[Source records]
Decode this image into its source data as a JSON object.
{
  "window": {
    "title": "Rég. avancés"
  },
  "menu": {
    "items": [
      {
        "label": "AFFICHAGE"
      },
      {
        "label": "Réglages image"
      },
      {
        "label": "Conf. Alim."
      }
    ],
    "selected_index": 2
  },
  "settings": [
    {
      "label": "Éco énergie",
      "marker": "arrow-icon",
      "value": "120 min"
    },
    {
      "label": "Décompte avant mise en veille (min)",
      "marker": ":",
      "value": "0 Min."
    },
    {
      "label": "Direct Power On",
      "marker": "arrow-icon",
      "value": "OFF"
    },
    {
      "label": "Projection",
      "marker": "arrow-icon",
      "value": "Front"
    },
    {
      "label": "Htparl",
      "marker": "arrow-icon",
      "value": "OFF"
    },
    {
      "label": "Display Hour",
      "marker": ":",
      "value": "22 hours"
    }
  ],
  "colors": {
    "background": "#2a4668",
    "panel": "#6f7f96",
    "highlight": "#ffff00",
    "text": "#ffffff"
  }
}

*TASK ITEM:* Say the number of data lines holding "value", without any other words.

*ANSWER BOX:* 6